As a young person, New York-based writer, comedian, and host of The Lesbian Agenda Sophie Santos says it didn’t take long to come out of her shell. However, growing up a “Spanish-Filipino army brat” in a very white, heteronormative world would eventually send her back in.
Santos says little Sophie was “shy for only about five years and then became outgoing as hell.”
Santos explains that because her family continually moved, “I couldn’t afford to be shy. It was sink or swim,” she recalls. “Moving also meant I had to be a master at cutting bullshit and getting to the good stuff. I knew I had only half a year tops before we were off to the next post, so I wasn’t interested in small talk.”
For most of her youth, Santos grew up in “99.6 percent white communities,” which she says only further fueled her desire to fit in. “I don’t think I had a choice other than to become a queer comedian after being a Southern belle sorority girl,” she quips.
“When I was at [the University of] Alabama,” continues Santos, “I joined a sorority mainly because my mom forced me to. By the time I got to college, I had been to…10 schools?
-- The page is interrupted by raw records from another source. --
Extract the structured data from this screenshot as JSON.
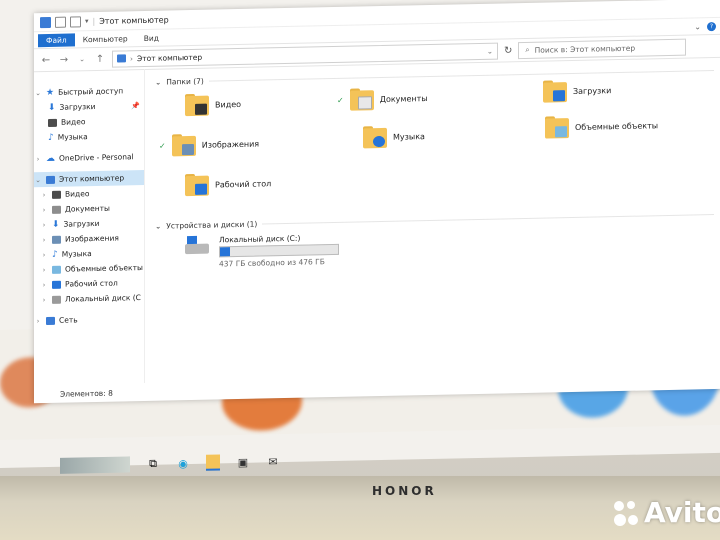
{
  "window": {
    "title": "Этот компьютер",
    "ribbon_tabs": [
      "Файл",
      "Компьютер",
      "Вид"
    ],
    "address_path": "Этот компьютер",
    "search_placeholder": "Поиск в: Этот компьютер",
    "status_text": "Элементов: 8"
  },
  "nav": {
    "quick_access": "Быстрый доступ",
    "quick_items": [
      "Загрузки",
      "Видео",
      "Музыка"
    ],
    "onedrive": "OneDrive - Personal",
    "this_pc": "Этот компьютер",
    "pc_items": [
      "Видео",
      "Документы",
      "Загрузки",
      "Изображения",
      "Музыка",
      "Объемные объекты",
      "Рабочий стол",
      "Локальный диск (C"
    ],
    "network": "Сеть"
  },
  "content": {
    "folders_header": "Папки (7)",
    "folders": [
      "Видео",
      "Документы",
      "Загрузки",
      "Изображения",
      "Музыка",
      "Объемные объекты",
      "Рабочий стол"
    ],
    "devices_header": "Устройства и диски (1)",
    "drive": {
      "name": "Локальный диск (C:)",
      "free_text": "437 ГБ свободно из 476 ГБ",
      "used_fraction": 0.082
    }
  },
  "device": {
    "brand": "HONOR",
    "watermark": "Avito"
  },
  "icons": {
    "taskbar": [
      "task-view-icon",
      "edge-icon",
      "file-explorer-icon",
      "store-icon",
      "mail-icon"
    ]
  },
  "colors": {
    "accent": "#1f6fcf",
    "folder": "#f4c358",
    "selection": "#cce4f7"
  }
}
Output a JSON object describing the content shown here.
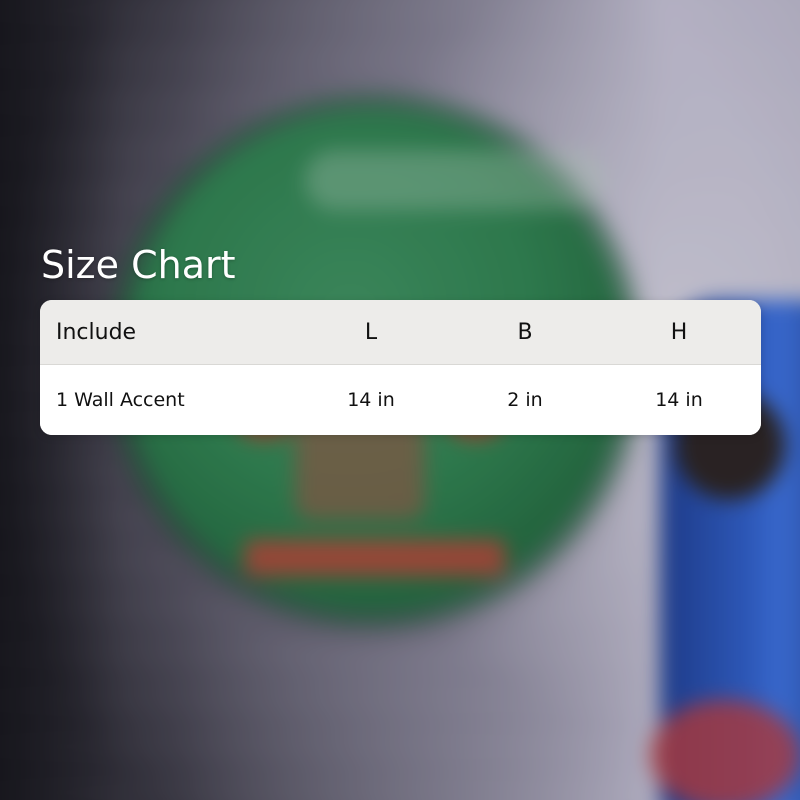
{
  "title": "Size Chart",
  "table": {
    "headers": {
      "include": "Include",
      "l": "L",
      "b": "B",
      "h": "H"
    },
    "rows": [
      {
        "include": "1 Wall Accent",
        "l": "14 in",
        "b": "2 in",
        "h": "14 in"
      }
    ]
  },
  "colors": {
    "title_text": "#ffffff",
    "header_bg": "#edecea",
    "row_bg": "#ffffff",
    "text": "#111111"
  }
}
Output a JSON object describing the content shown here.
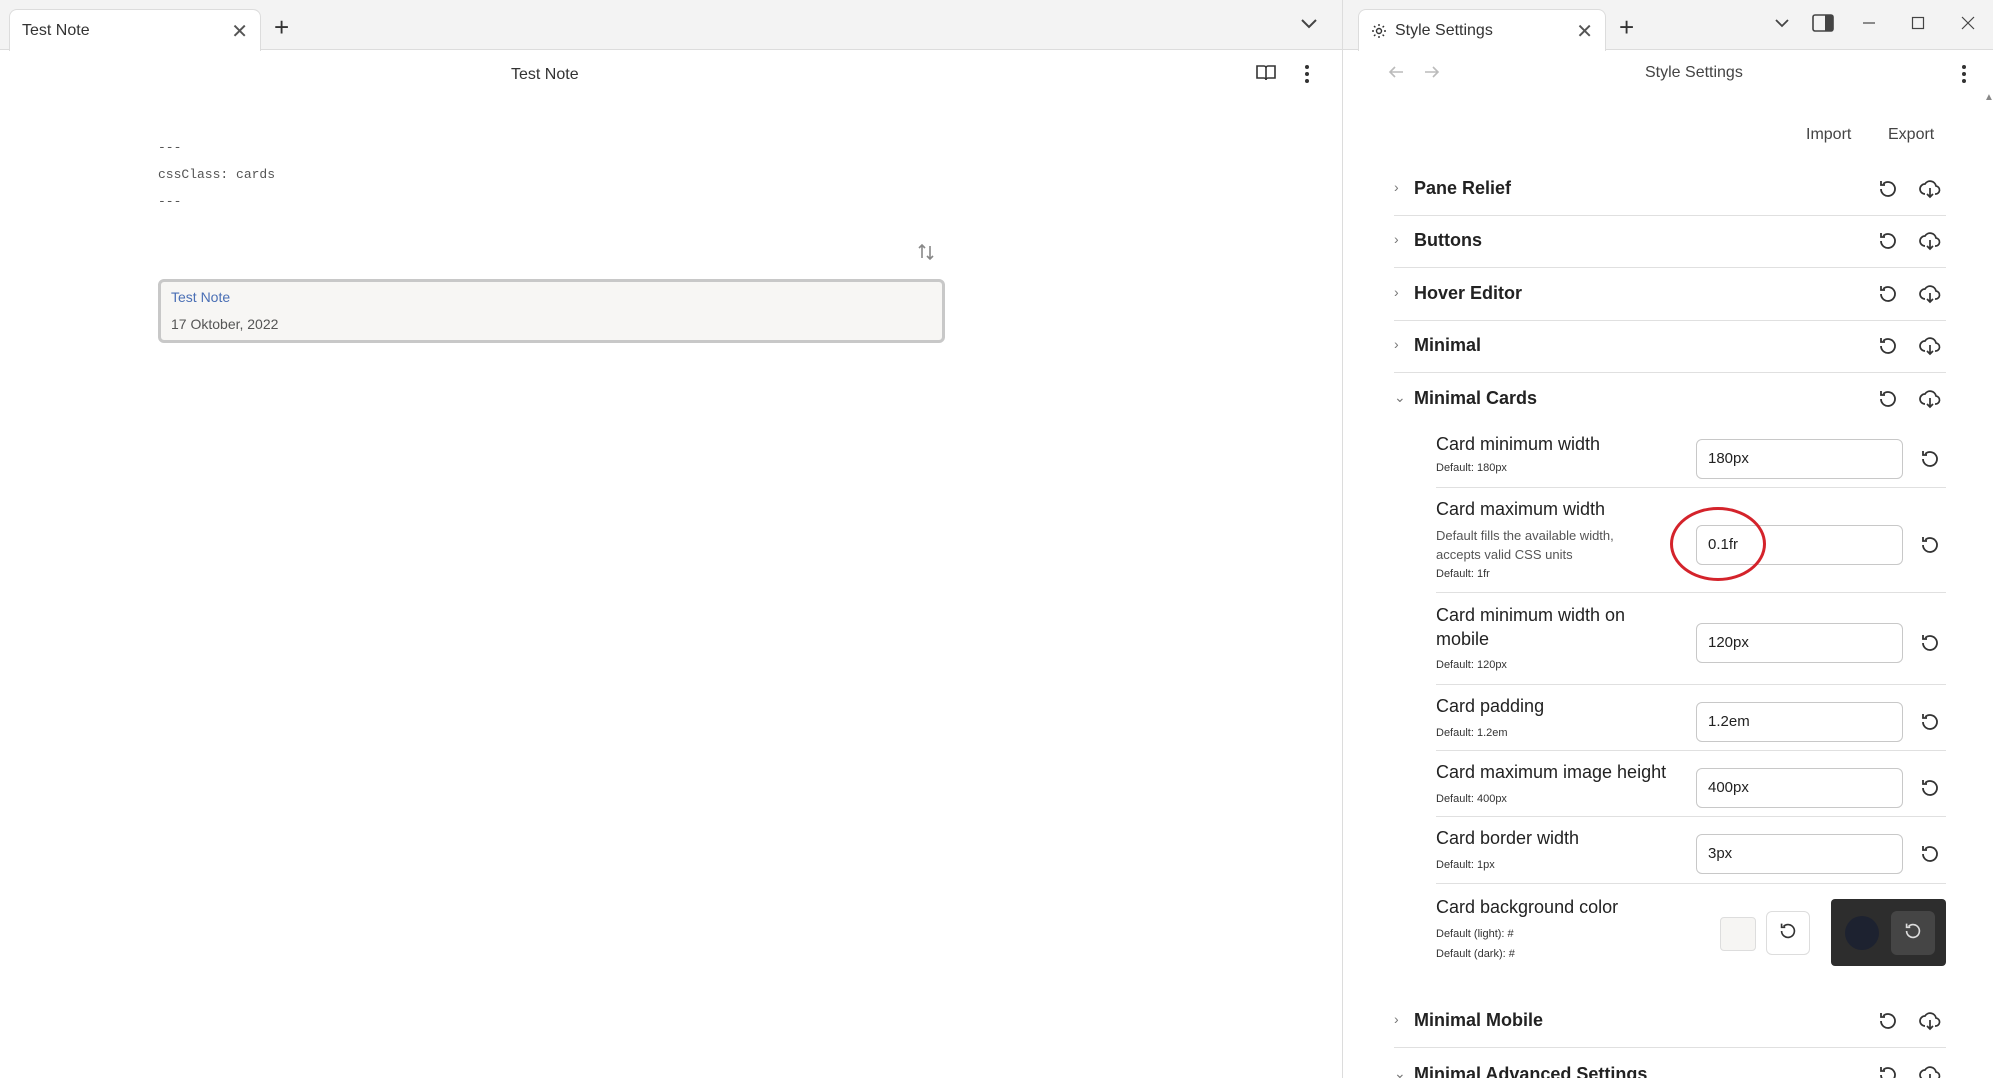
{
  "left_pane": {
    "tab_title": "Test Note",
    "view_title": "Test Note",
    "frontmatter": [
      "---",
      "cssClass: cards",
      "---"
    ],
    "card": {
      "title": "Test Note",
      "date": "17 Oktober, 2022"
    }
  },
  "right_pane": {
    "tab_title": "Style Settings",
    "view_title": "Style Settings",
    "import_label": "Import",
    "export_label": "Export",
    "sections": [
      {
        "label": "Pane Relief",
        "expanded": false
      },
      {
        "label": "Buttons",
        "expanded": false
      },
      {
        "label": "Hover Editor",
        "expanded": false
      },
      {
        "label": "Minimal",
        "expanded": false
      },
      {
        "label": "Minimal Cards",
        "expanded": true
      },
      {
        "label": "Minimal Mobile",
        "expanded": false
      },
      {
        "label": "Minimal Advanced Settings",
        "expanded": true
      }
    ],
    "settings": [
      {
        "name": "Card minimum width",
        "default": "Default: 180px",
        "value": "180px"
      },
      {
        "name": "Card maximum width",
        "description_1": "Default fills the available width,",
        "description_2": "accepts valid CSS units",
        "default": "Default: 1fr",
        "value": "0.1fr"
      },
      {
        "name_1": "Card minimum width on",
        "name_2": "mobile",
        "default": "Default: 120px",
        "value": "120px"
      },
      {
        "name": "Card padding",
        "default": "Default: 1.2em",
        "value": "1.2em"
      },
      {
        "name": "Card maximum image height",
        "default": "Default: 400px",
        "value": "400px"
      },
      {
        "name": "Card border width",
        "default": "Default: 1px",
        "value": "3px"
      },
      {
        "name": "Card background color",
        "default_light": "Default (light): #",
        "default_dark": "Default (dark): #"
      }
    ]
  },
  "colors": {
    "accent_link": "#4a6fb5",
    "highlight_ring": "#d4232b",
    "dark_box": "#2d2d2d",
    "light_swatch": "#f6f5f3"
  }
}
Being part of sorority life was like CliffsNotes — it was the literal playbook of how to make friends…. But there was a double-edged sword to that playbook. While it wasn’t explicitly stated, I noticed that everyone was fixated on getting what I would learn was their ‘MRS’ degree— their ‘Missus’ degree. Our sorority was literally nicknamed ‘The Ones You Want to Marry.’ The goal was to be engaged by the age of 22…. It was just like Fight Club, and there were no rules in the pursuit of the first candlelight ceremony of the year.”
Santos explains that this “ceremony” was the stuff of a young lesbian’s nightmares. It entailed having the sorority sisters sit in a circle holding candles as each detailed their fairy-tale marriage proposal (from a strapping young man, naturally) — “right before one of us was sacrificed, of course.”
To avoid the grimmest of fates — becoming an old maid at 22 — her quest to find a husband commenced. “Of course, me being a dumb 18-year-old,” she recalls, “I thought the only way to win over a frat boy’s beer-soaked heart was to…sleep with them. And of course [as a lesbian] I wasn’t connecting with any of these guys.”
Ultimately, Santos says that “combined with the pressure of finding a lifelong gentleman caller, wearing heels and dresses to football games because it was pretty much required, and trying to learn all of the sorority’s 50,000 rules, I broke down, naturally. Then when I was at my weakest, I went to work for the summer at Wellesley College. That’s when my life flipped upside down.”
From there Santos went through some crazy transformative years and began to reclaim the spunky tomboy of her youth. In her hilarious memoir, The One You Want to Marry (And Other Identities I’ve Had), Santos does not shy away from recounting the especially cringeworthy moments of her story.
“You know yourself better than anyone else does. Just keep doing you” is advice Santos would give to her younger self — or any young person struggling with identity and figuring out their place in the world. “Also, know that any feeling of discomfort is temporary. You most likely will never see any of these people again, so if you fall on your face, it’s OK. And maybe write down the moment you fall on your face because that shit will be gold one day.”
This story is part of The Advocate’s 2021 Film and TV issue, which is out on newsstands October 5, 2021. To get your own copy directly, support queer media and subscribe — or download yours for Amazon, Kindle, Nook, or Apple News.